[App and web page records]
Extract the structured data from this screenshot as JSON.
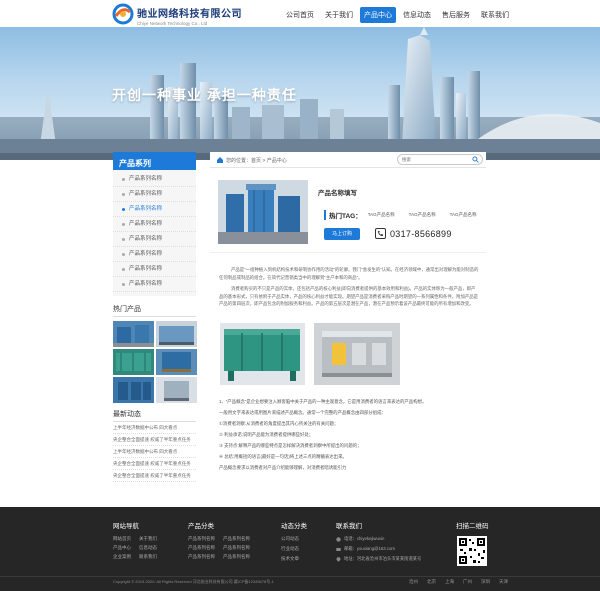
{
  "brand": {
    "name": "驰业网络科技有限公司",
    "english": "Chiye Network Technology Co., Ltd"
  },
  "nav": [
    {
      "label": "公司首页",
      "active": false
    },
    {
      "label": "关于我们",
      "active": false
    },
    {
      "label": "产品中心",
      "active": true
    },
    {
      "label": "信息动态",
      "active": false
    },
    {
      "label": "售后服务",
      "active": false
    },
    {
      "label": "联系我们",
      "active": false
    }
  ],
  "banner": {
    "slogan": "开创一种事业 承担一种责任"
  },
  "sidebar": {
    "title": "产品系列",
    "items": [
      "产品系列名称",
      "产品系列名称",
      "产品系列名称",
      "产品系列名称",
      "产品系列名称",
      "产品系列名称",
      "产品系列名称",
      "产品系列名称"
    ],
    "active_index": 2,
    "hot_title": "热门产品",
    "news_title": "最新动态",
    "news": [
      "上半年经济数据中公布 四大看点",
      "央企整合全面提速 权威了半年重点任务",
      "上半年经济数据中公布 四大看点",
      "央企整合全面提速 权威了半年重点任务",
      "央企整合全面提速 权威了半年重点任务"
    ]
  },
  "main": {
    "breadcrumb": "您的位置：首页 > 产品中心",
    "search_placeholder": "搜索",
    "product_name": "产品名称填写",
    "hot_label": "热门TAG：",
    "tags": [
      "TAG产品名称",
      "TAG产品名称",
      "TAG产品名称"
    ],
    "order_label": "马上订购",
    "phone": "0317-8566899",
    "paragraphs": [
      "产品是“一组种植入到机结构技术和研制协作用的活动”的轮廓。我门“会发生的”认知。在经济领域中，通常出对理解为能对制造的任何制品或制品的组合。在简代记营销类当中的理解到“主产本和的商品”。",
      "消费者购买的不只是产品的实体，还包括产品的核心利益(即向消费者提供的基本效用和利益)。产品的实体称为一般产品，即产品的基本形式，只有依附于产品实体，产品的核心利益才能实现。期望产品是消费者采购产品时期望的一系列属性和条件。附加产品是产品的第四层次，即产品包含的附加服务和利益。产品的第五层次是潜在产品，潜在产品预示着该产品最终可能的所有增加和改变。"
    ],
    "points": [
      "1、“产品概念”是企业想要注入顾客脑中关于产品的一种主观意念，它是用消费者的语言来表达的产品构想。",
      "一般用文字来表达或用图片来描述产品概念。通常一个完整的产品概念由四部分组成：",
      "①消费者洞察:从消费者的角度提出其内心所关注的有关问题；",
      "② 利益承诺:说明产品能为消费者提供哪些好处；",
      "③ 支持点:解释产品的哪些特点是怎样解决消费者洞察中所提出的问题的；",
      "④ 总结:用概括的语言(最好是一句话)将上述三点的精髓表达出来。",
      "产品概念要求以消费者对产品介绍能够理解，对消费者暗诱能引力"
    ]
  },
  "footer": {
    "nav_title": "网站导航",
    "nav_links": [
      "网站首页",
      "关于我们",
      "产品中心",
      "信息动态",
      "企业案例",
      "联系我们"
    ],
    "products_title": "产品分类",
    "product_links": [
      "产品系列名称",
      "产品系列名称",
      "产品系列名称",
      "产品系列名称",
      "产品系列名称",
      "产品系列名称"
    ],
    "news_title": "动态分类",
    "news_links": [
      "公司动态",
      "行业动态",
      "技术文章"
    ],
    "contact_title": "联系我们",
    "contact": [
      "电话：chiyekejiwuxin",
      "邮箱：youxiang@163.com",
      "地址：河北省沧州市泊头市某某街道某号"
    ],
    "qr_title": "扫描二维码",
    "copyright": "Copyright © 2019-2020. All Rights Reserved  河北驰业科技有限公司  冀ICP备12345678号-1",
    "cities": [
      "沧州",
      "北京",
      "上海",
      "广州",
      "深圳",
      "天津"
    ]
  },
  "colors": {
    "accent": "#1d7ad8",
    "footer_bg": "#262626"
  },
  "icons": {
    "home": "home-icon",
    "search": "search-icon",
    "phone": "phone-icon"
  }
}
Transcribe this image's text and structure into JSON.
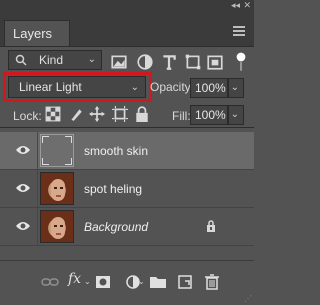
{
  "panel": {
    "tab_title": "Layers",
    "colors": {
      "panel_bg": "#535353",
      "highlight_box": "#d1181f",
      "selected_row": "#6a6a6a"
    }
  },
  "filter": {
    "kind_label": "Kind",
    "icons": [
      "image-filter-icon",
      "adjustment-filter-icon",
      "type-filter-icon",
      "shape-filter-icon",
      "smart-object-filter-icon",
      "filter-toggle-dot"
    ]
  },
  "blend": {
    "mode": "Linear Light",
    "opacity_label": "Opacity:",
    "opacity_value": "100%"
  },
  "lock": {
    "label": "Lock:",
    "fill_label": "Fill:",
    "fill_value": "100%",
    "icons": [
      "lock-transparent-pixels-icon",
      "lock-image-pixels-icon",
      "lock-position-icon",
      "lock-artboard-icon",
      "lock-all-icon"
    ]
  },
  "layers": [
    {
      "name": "smooth skin",
      "selected": true,
      "thumbnail": "empty",
      "italic": false,
      "locked": false
    },
    {
      "name": "spot heling",
      "selected": false,
      "thumbnail": "photo",
      "italic": false,
      "locked": false
    },
    {
      "name": "Background",
      "selected": false,
      "thumbnail": "photo",
      "italic": true,
      "locked": true
    }
  ],
  "bottom_toolbar": {
    "icons": [
      "link-layers-icon",
      "fx-icon",
      "add-mask-icon",
      "adjustment-layer-icon",
      "new-group-icon",
      "new-layer-icon",
      "delete-layer-icon"
    ],
    "fx_label": "fx"
  }
}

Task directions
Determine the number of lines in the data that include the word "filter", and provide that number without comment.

Result for this task
7